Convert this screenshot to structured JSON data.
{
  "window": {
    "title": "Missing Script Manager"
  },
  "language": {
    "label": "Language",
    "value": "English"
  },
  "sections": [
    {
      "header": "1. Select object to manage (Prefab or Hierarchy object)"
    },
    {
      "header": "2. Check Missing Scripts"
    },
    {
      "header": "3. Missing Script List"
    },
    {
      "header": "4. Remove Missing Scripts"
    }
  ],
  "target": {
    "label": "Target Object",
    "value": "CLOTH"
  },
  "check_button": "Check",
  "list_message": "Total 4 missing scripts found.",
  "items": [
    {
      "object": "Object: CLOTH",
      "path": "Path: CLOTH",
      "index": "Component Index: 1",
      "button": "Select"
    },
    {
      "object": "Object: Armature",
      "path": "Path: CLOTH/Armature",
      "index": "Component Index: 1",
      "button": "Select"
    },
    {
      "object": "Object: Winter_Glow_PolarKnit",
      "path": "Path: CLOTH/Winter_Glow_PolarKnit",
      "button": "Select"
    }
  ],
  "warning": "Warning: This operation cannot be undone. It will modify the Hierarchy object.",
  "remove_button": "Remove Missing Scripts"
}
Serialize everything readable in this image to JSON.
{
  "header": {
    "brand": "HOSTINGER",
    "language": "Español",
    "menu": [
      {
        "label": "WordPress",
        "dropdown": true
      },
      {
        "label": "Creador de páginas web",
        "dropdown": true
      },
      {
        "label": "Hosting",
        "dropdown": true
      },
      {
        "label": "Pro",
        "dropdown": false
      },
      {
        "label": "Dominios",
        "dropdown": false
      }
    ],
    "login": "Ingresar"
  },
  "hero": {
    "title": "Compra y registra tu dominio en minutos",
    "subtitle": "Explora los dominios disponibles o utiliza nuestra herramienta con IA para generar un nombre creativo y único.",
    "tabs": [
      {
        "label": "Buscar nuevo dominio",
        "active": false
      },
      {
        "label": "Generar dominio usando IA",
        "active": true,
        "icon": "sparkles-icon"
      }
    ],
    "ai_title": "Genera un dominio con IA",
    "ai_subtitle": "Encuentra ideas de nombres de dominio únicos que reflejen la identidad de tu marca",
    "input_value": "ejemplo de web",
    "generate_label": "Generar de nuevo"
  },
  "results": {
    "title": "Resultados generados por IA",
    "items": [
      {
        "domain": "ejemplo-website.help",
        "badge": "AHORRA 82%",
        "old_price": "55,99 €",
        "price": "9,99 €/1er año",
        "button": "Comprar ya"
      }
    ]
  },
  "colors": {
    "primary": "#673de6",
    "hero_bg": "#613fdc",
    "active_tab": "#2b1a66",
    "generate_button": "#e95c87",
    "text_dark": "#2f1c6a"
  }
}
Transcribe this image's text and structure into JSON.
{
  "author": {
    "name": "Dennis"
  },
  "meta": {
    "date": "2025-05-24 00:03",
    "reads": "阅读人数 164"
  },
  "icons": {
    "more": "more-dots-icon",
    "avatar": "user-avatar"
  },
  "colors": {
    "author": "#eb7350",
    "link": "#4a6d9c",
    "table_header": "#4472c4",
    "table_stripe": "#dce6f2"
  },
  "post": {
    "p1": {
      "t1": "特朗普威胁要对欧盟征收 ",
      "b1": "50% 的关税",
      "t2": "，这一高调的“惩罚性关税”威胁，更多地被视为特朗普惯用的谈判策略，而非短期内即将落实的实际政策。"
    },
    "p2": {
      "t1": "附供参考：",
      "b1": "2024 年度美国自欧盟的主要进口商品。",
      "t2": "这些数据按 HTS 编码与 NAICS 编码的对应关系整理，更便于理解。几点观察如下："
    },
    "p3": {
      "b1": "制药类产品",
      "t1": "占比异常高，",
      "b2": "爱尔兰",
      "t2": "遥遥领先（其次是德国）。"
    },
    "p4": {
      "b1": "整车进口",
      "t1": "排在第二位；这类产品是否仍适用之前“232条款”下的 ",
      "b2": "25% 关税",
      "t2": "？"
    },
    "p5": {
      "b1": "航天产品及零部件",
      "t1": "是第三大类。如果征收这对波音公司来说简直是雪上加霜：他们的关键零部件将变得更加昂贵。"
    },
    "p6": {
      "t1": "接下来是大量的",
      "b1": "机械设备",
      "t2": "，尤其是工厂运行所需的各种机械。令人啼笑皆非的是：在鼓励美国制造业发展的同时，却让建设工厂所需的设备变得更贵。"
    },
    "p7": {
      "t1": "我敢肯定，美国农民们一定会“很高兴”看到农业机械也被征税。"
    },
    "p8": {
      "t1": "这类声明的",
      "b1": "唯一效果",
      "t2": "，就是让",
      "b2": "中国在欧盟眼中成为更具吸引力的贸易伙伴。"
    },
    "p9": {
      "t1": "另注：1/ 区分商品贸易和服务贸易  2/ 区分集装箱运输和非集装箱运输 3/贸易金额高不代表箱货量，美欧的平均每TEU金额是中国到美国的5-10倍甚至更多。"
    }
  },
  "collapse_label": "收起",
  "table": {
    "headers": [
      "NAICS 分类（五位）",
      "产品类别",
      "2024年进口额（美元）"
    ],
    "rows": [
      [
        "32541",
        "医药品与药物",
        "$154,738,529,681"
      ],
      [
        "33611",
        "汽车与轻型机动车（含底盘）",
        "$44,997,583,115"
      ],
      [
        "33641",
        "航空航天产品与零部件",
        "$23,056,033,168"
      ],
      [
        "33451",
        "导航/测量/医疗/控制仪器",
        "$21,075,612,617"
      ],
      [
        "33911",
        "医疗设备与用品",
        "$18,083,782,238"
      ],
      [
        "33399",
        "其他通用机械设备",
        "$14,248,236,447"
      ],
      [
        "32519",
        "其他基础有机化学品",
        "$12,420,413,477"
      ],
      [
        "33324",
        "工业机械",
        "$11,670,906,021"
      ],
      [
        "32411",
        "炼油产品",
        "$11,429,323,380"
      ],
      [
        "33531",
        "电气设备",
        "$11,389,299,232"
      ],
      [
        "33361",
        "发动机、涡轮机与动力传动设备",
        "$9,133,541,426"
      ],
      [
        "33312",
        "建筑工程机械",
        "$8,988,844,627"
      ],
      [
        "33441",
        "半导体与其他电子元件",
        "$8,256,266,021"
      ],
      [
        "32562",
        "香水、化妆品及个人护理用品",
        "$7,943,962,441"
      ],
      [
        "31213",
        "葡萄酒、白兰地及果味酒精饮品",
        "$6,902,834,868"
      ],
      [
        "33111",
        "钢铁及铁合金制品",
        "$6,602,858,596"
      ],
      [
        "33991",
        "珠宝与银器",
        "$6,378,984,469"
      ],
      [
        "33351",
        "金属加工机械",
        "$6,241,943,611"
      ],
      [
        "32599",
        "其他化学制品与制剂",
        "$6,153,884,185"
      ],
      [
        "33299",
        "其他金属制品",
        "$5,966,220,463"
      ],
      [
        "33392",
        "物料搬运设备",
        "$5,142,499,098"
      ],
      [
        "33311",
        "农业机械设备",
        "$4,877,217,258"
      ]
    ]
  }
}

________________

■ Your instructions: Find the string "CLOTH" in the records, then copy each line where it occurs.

■ Response:
    "value": "CLOTH"
      "object": "Object: CLOTH",
      "path": "Path: CLOTH",
      "path": "Path: CLOTH/Armature",
      "path": "Path: CLOTH/Winter_Glow_PolarKnit",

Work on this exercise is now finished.